=== Task goal ===
What you return must be every line below that includes the word "Thanks".

=== Stored data ===

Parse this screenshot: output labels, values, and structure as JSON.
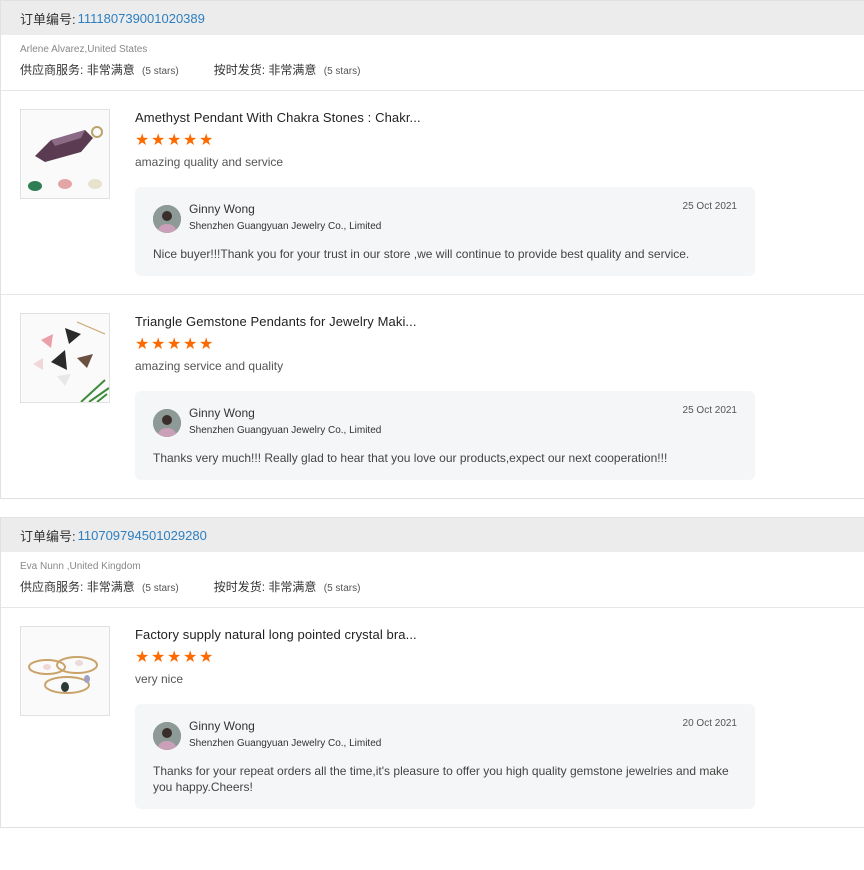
{
  "order_label": "订单编号:",
  "stars_count": 5,
  "orders": [
    {
      "order_number": "111180739001020389",
      "buyer": "Arlene Alvarez,United States",
      "ratings": [
        {
          "label": "供应商服务:",
          "value": "非常满意",
          "stars": "(5 stars)"
        },
        {
          "label": "按时发货:",
          "value": "非常满意",
          "stars": "(5 stars)"
        }
      ],
      "items": [
        {
          "title": "Amethyst Pendant With Chakra Stones : Chakr...",
          "rating": 5,
          "comment": "amazing quality and service",
          "reply": {
            "name": "Ginny Wong",
            "company": "Shenzhen Guangyuan Jewelry Co., Limited",
            "date": "25 Oct 2021",
            "text": "Nice buyer!!!Thank you for your trust in our store ,we will continue to provide best quality and service."
          }
        },
        {
          "title": "Triangle Gemstone Pendants for Jewelry Maki...",
          "rating": 5,
          "comment": "amazing service and quality",
          "reply": {
            "name": "Ginny Wong",
            "company": "Shenzhen Guangyuan Jewelry Co., Limited",
            "date": "25 Oct 2021",
            "text": "Thanks very much!!! Really glad to hear that you love our products,expect our next cooperation!!!"
          }
        }
      ]
    },
    {
      "order_number": "110709794501029280",
      "buyer": "Eva Nunn ,United Kingdom",
      "ratings": [
        {
          "label": "供应商服务:",
          "value": "非常满意",
          "stars": "(5 stars)"
        },
        {
          "label": "按时发货:",
          "value": "非常满意",
          "stars": "(5 stars)"
        }
      ],
      "items": [
        {
          "title": "Factory supply natural long pointed crystal bra...",
          "rating": 5,
          "comment": "very nice",
          "reply": {
            "name": "Ginny Wong",
            "company": "Shenzhen Guangyuan Jewelry Co., Limited",
            "date": "20 Oct 2021",
            "text": "Thanks for your repeat orders all the time,it's pleasure to offer you high quality gemstone jewelries and make you happy.Cheers!"
          }
        }
      ]
    }
  ],
  "colors": {
    "star": "#ff6a00",
    "order_number": "#2d7fc1",
    "header_bg": "#ececec",
    "reply_bg": "#f5f6f7"
  }
}
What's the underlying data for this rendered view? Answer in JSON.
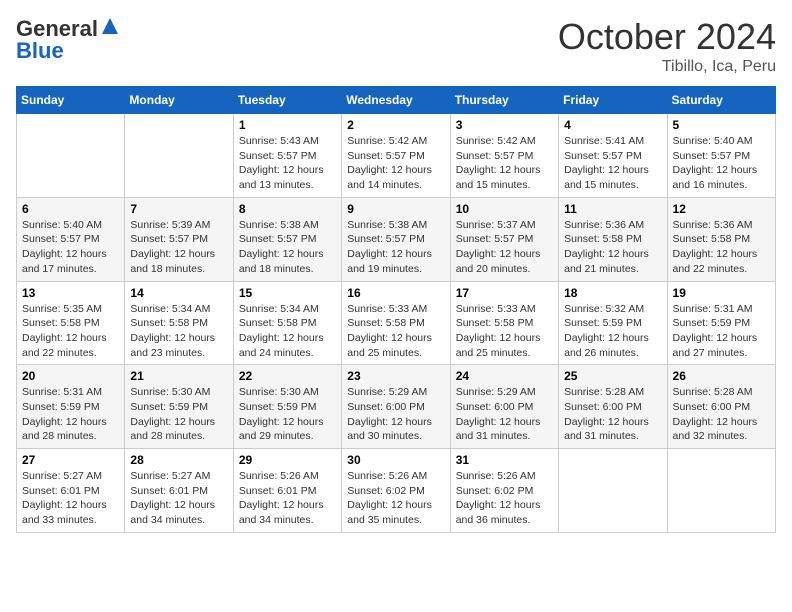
{
  "header": {
    "logo_general": "General",
    "logo_blue": "Blue",
    "month_title": "October 2024",
    "location": "Tibillo, Ica, Peru"
  },
  "days_of_week": [
    "Sunday",
    "Monday",
    "Tuesday",
    "Wednesday",
    "Thursday",
    "Friday",
    "Saturday"
  ],
  "weeks": [
    [
      {
        "day": "",
        "info": ""
      },
      {
        "day": "",
        "info": ""
      },
      {
        "day": "1",
        "sunrise": "Sunrise: 5:43 AM",
        "sunset": "Sunset: 5:57 PM",
        "daylight": "Daylight: 12 hours and 13 minutes."
      },
      {
        "day": "2",
        "sunrise": "Sunrise: 5:42 AM",
        "sunset": "Sunset: 5:57 PM",
        "daylight": "Daylight: 12 hours and 14 minutes."
      },
      {
        "day": "3",
        "sunrise": "Sunrise: 5:42 AM",
        "sunset": "Sunset: 5:57 PM",
        "daylight": "Daylight: 12 hours and 15 minutes."
      },
      {
        "day": "4",
        "sunrise": "Sunrise: 5:41 AM",
        "sunset": "Sunset: 5:57 PM",
        "daylight": "Daylight: 12 hours and 15 minutes."
      },
      {
        "day": "5",
        "sunrise": "Sunrise: 5:40 AM",
        "sunset": "Sunset: 5:57 PM",
        "daylight": "Daylight: 12 hours and 16 minutes."
      }
    ],
    [
      {
        "day": "6",
        "sunrise": "Sunrise: 5:40 AM",
        "sunset": "Sunset: 5:57 PM",
        "daylight": "Daylight: 12 hours and 17 minutes."
      },
      {
        "day": "7",
        "sunrise": "Sunrise: 5:39 AM",
        "sunset": "Sunset: 5:57 PM",
        "daylight": "Daylight: 12 hours and 18 minutes."
      },
      {
        "day": "8",
        "sunrise": "Sunrise: 5:38 AM",
        "sunset": "Sunset: 5:57 PM",
        "daylight": "Daylight: 12 hours and 18 minutes."
      },
      {
        "day": "9",
        "sunrise": "Sunrise: 5:38 AM",
        "sunset": "Sunset: 5:57 PM",
        "daylight": "Daylight: 12 hours and 19 minutes."
      },
      {
        "day": "10",
        "sunrise": "Sunrise: 5:37 AM",
        "sunset": "Sunset: 5:57 PM",
        "daylight": "Daylight: 12 hours and 20 minutes."
      },
      {
        "day": "11",
        "sunrise": "Sunrise: 5:36 AM",
        "sunset": "Sunset: 5:58 PM",
        "daylight": "Daylight: 12 hours and 21 minutes."
      },
      {
        "day": "12",
        "sunrise": "Sunrise: 5:36 AM",
        "sunset": "Sunset: 5:58 PM",
        "daylight": "Daylight: 12 hours and 22 minutes."
      }
    ],
    [
      {
        "day": "13",
        "sunrise": "Sunrise: 5:35 AM",
        "sunset": "Sunset: 5:58 PM",
        "daylight": "Daylight: 12 hours and 22 minutes."
      },
      {
        "day": "14",
        "sunrise": "Sunrise: 5:34 AM",
        "sunset": "Sunset: 5:58 PM",
        "daylight": "Daylight: 12 hours and 23 minutes."
      },
      {
        "day": "15",
        "sunrise": "Sunrise: 5:34 AM",
        "sunset": "Sunset: 5:58 PM",
        "daylight": "Daylight: 12 hours and 24 minutes."
      },
      {
        "day": "16",
        "sunrise": "Sunrise: 5:33 AM",
        "sunset": "Sunset: 5:58 PM",
        "daylight": "Daylight: 12 hours and 25 minutes."
      },
      {
        "day": "17",
        "sunrise": "Sunrise: 5:33 AM",
        "sunset": "Sunset: 5:58 PM",
        "daylight": "Daylight: 12 hours and 25 minutes."
      },
      {
        "day": "18",
        "sunrise": "Sunrise: 5:32 AM",
        "sunset": "Sunset: 5:59 PM",
        "daylight": "Daylight: 12 hours and 26 minutes."
      },
      {
        "day": "19",
        "sunrise": "Sunrise: 5:31 AM",
        "sunset": "Sunset: 5:59 PM",
        "daylight": "Daylight: 12 hours and 27 minutes."
      }
    ],
    [
      {
        "day": "20",
        "sunrise": "Sunrise: 5:31 AM",
        "sunset": "Sunset: 5:59 PM",
        "daylight": "Daylight: 12 hours and 28 minutes."
      },
      {
        "day": "21",
        "sunrise": "Sunrise: 5:30 AM",
        "sunset": "Sunset: 5:59 PM",
        "daylight": "Daylight: 12 hours and 28 minutes."
      },
      {
        "day": "22",
        "sunrise": "Sunrise: 5:30 AM",
        "sunset": "Sunset: 5:59 PM",
        "daylight": "Daylight: 12 hours and 29 minutes."
      },
      {
        "day": "23",
        "sunrise": "Sunrise: 5:29 AM",
        "sunset": "Sunset: 6:00 PM",
        "daylight": "Daylight: 12 hours and 30 minutes."
      },
      {
        "day": "24",
        "sunrise": "Sunrise: 5:29 AM",
        "sunset": "Sunset: 6:00 PM",
        "daylight": "Daylight: 12 hours and 31 minutes."
      },
      {
        "day": "25",
        "sunrise": "Sunrise: 5:28 AM",
        "sunset": "Sunset: 6:00 PM",
        "daylight": "Daylight: 12 hours and 31 minutes."
      },
      {
        "day": "26",
        "sunrise": "Sunrise: 5:28 AM",
        "sunset": "Sunset: 6:00 PM",
        "daylight": "Daylight: 12 hours and 32 minutes."
      }
    ],
    [
      {
        "day": "27",
        "sunrise": "Sunrise: 5:27 AM",
        "sunset": "Sunset: 6:01 PM",
        "daylight": "Daylight: 12 hours and 33 minutes."
      },
      {
        "day": "28",
        "sunrise": "Sunrise: 5:27 AM",
        "sunset": "Sunset: 6:01 PM",
        "daylight": "Daylight: 12 hours and 34 minutes."
      },
      {
        "day": "29",
        "sunrise": "Sunrise: 5:26 AM",
        "sunset": "Sunset: 6:01 PM",
        "daylight": "Daylight: 12 hours and 34 minutes."
      },
      {
        "day": "30",
        "sunrise": "Sunrise: 5:26 AM",
        "sunset": "Sunset: 6:02 PM",
        "daylight": "Daylight: 12 hours and 35 minutes."
      },
      {
        "day": "31",
        "sunrise": "Sunrise: 5:26 AM",
        "sunset": "Sunset: 6:02 PM",
        "daylight": "Daylight: 12 hours and 36 minutes."
      },
      {
        "day": "",
        "info": ""
      },
      {
        "day": "",
        "info": ""
      }
    ]
  ]
}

=== Written answer ===
            "text": "Thanks very much!!! Really glad to hear that you love our products,expect our next cooperation!!!"
            "text": "Thanks for your repeat orders all the time,it's pleasure to offer you high quality gemstone jewelries and make you happy.Cheers!"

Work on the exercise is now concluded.